If you’re looking for a recognition that the doctrine is eminently practical, and is not just a revealed mystery cobbled together in propositional form, you can find it in the American Presbyterian Charles Hodge (1797-1878):
Truth is in order to holiness. God does not make known his being and attributes to teach men science, but to bring them to the saving knowledge of Himself. The doctrines of the Bible are, therefore, intimately connected with religion, or the life of God in the soul… This is specially true of the doctrine of the Trinity. It is a great mistake to regard that doctrine as a mere speculative or abstract truth, concerning the constitution of the Godhead, with which we have no practical concern, or which we are required to believe simply because it is revealed.
The doctrine of the Trinity makes God known to us as the truly living God, over against the cold abstractions of Deism and the confusions of pantheism. A doctrine of creation –God related to but not identified with the cosmos—can only be maintained on a trinitarian basis. In fact, the entire Christian belief system stands or falls with the confession of God’s Trinity. It is the core of the Christian faith, the root of all its dogmas, the basic content of the new covenant. The development of trinitarian dogma was never primarily a metaphysical question but a religious one. It is in the doctrine of the Trinity that we feel the heartbeat of God’s entire revelation for the redemption of humanity.
And if you’re looking for the doctrine of the Trinity as the theological factor that identifies Christian doctrine as Christian, that specifies who the God of the Bible is and therefore what is Biblical about any of the individual doctrines, you can find it in the American Episcopalian Francis J. Hall (who published from 1908-1922):
The doctrine of the Trinity is the interpretive principle of all Christian doctrine, the ultimate basis of Christian ideals and hopes, and the most vital and inspiring of all the truths which human minds can contemplate. … The doctrine of the Trinity must occupy the central place in any sound or adequate conception of spiritual realities. It constitutes the postulate of the doctrines of the Incarnation, of the Atonement, of the Church, of justification and salvation, and of the coming kingdom of God. If it were shown to be false, these doctrines would have to be modified beyond recognition, and Christianity would become something quite other than it actually is.
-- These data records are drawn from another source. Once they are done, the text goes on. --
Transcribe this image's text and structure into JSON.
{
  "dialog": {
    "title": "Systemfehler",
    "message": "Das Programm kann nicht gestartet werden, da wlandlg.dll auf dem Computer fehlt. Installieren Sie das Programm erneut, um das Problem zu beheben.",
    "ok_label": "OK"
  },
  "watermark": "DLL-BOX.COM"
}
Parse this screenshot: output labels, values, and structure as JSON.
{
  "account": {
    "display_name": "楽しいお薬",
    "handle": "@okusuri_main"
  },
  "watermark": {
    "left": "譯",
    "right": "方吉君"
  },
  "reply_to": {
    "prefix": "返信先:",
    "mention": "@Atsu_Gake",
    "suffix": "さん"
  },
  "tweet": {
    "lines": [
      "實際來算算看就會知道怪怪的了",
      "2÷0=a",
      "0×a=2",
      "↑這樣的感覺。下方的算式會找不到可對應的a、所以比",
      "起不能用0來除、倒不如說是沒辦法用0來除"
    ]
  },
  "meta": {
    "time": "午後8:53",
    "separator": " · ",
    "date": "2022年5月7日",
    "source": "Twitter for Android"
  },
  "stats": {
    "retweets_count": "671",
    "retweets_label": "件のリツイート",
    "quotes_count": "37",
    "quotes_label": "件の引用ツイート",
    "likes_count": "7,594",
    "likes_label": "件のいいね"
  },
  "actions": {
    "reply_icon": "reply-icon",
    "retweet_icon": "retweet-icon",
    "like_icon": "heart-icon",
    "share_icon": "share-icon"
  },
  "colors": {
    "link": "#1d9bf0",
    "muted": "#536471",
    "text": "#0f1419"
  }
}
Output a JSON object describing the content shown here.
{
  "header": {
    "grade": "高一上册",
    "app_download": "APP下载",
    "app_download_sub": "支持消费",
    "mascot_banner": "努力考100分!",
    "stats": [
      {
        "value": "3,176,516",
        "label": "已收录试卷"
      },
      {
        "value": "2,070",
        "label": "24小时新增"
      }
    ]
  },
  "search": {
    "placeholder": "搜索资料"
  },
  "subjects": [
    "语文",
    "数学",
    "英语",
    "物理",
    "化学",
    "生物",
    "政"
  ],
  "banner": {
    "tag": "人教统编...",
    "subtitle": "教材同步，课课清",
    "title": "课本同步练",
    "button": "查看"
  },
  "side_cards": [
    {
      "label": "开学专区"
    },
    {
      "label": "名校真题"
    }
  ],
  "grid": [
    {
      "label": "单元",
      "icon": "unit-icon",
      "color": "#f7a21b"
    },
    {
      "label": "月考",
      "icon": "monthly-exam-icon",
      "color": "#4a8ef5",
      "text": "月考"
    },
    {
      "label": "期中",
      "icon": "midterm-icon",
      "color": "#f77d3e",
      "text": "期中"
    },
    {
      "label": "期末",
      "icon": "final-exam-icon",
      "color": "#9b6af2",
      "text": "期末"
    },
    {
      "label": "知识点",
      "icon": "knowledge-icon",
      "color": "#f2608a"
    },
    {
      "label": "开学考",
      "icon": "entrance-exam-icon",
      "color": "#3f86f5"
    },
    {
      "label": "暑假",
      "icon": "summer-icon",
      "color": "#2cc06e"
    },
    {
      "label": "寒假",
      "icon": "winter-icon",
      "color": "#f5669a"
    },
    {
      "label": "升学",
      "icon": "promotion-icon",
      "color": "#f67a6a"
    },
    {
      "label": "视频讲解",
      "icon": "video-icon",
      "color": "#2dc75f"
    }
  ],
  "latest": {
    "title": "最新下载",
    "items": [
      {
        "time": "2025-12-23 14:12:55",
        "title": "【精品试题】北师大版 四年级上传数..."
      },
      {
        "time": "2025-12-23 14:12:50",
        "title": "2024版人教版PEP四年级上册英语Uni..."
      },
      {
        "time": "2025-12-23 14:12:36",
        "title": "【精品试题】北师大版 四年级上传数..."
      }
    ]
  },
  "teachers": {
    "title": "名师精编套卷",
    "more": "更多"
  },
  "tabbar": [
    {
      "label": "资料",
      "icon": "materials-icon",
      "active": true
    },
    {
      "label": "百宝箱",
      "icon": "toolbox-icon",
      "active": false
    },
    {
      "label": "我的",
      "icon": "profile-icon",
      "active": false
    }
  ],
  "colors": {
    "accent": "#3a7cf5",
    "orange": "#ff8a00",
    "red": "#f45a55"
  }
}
Examples could be multiplied, including numerous Roman Catholic writers. With writing like this going on all through the “dark ages,” it’s not really feasible to pretend the doctrine ever went away. In other words, don’t call it a comeback.
The story of marginalization is probably a self-congratulatory fable popular among the less conservatizing heirs of Barth and Rahner. It’s probably a fair sketch of how things looked on the premises of the self-consciously progressive theological culture of days gone by. But for theologians like Pope, Hodge, Bavinck, and Hall, as for most Christians not involved in academic theology, there was not much need for a retrieval of the Trinity, because it was never marginalized.
 William Burt Pope, Compendium of Christian Theology (New York: Phillips & Hunt, 1881), Volume 1, p. 284.
 Charles Hodge, Systematic Theology (Grand Rapids: Eerdmans, 1995), Volume 1, p. 443.
 Herman Bavinck, Reformed Dogmatics (Grand Rapids: Baker Academic), Volume 2, p. 260.
 Francis J. Hall, Dogmatic Theology (London: Longmans, Green, & Co., 1910), volume 4, pp. 2-3.